### Exercise description
Restate the records below word for word, leaving nothing out.

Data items
==================================================

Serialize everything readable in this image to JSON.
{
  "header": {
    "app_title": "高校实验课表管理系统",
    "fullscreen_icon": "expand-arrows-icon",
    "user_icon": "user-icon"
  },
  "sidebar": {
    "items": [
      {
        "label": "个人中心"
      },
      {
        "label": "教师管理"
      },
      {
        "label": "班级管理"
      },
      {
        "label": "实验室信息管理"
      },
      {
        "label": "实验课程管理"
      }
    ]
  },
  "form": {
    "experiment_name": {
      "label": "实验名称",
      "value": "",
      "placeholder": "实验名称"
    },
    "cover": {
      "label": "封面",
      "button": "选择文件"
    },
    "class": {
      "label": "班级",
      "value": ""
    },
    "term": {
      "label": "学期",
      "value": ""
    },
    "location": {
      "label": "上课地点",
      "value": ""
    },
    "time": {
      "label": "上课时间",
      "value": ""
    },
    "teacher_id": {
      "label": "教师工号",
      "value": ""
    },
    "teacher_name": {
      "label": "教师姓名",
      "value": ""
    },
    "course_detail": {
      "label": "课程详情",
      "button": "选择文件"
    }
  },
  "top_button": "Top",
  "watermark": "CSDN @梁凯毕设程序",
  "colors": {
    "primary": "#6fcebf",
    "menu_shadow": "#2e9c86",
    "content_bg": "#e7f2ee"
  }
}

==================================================

### Solution for this exercise
Serialize everything readable in this image to JSON.
{
  "header": {
    "app_title": "高校实验课表管理系统",
    "fullscreen_icon": "expand-arrows-icon",
    "user_icon": "user-icon"
  },
  "sidebar": {
    "items": [
      {
        "label": "个人中心"
      },
      {
        "label": "教师管理"
      },
      {
        "label": "班级管理"
      },
      {
        "label": "实验室信息管理"
      },
      {
        "label": "实验课程管理"
      }
    ]
  },
  "form": {
    "experiment_name": {
      "label": "实验名称",
      "value": "",
      "placeholder": "实验名称"
    },
    "cover": {
      "label": "封面",
      "button": "选择文件"
    },
    "class": {
      "label": "班级",
      "value": ""
    },
    "term": {
      "label": "学期",
      "value": ""
    },
    "location": {
      "label": "上课地点",
      "value": ""
    },
    "time": {
      "label": "上课时间",
      "value": ""
    },
    "teacher_id": {
      "label": "教师工号",
      "value": ""
    },
    "teacher_name": {
      "label": "教师姓名",
      "value": ""
    },
    "course_detail": {
      "label": "课程详情",
      "button": "选择文件"
    }
  },
  "top_button": "Top",
  "watermark": "CSDN @梁凯毕设程序",
  "colors": {
    "primary": "#6fcebf",
    "menu_shadow": "#2e9c86",
    "content_bg": "#e7f2ee"
  }
}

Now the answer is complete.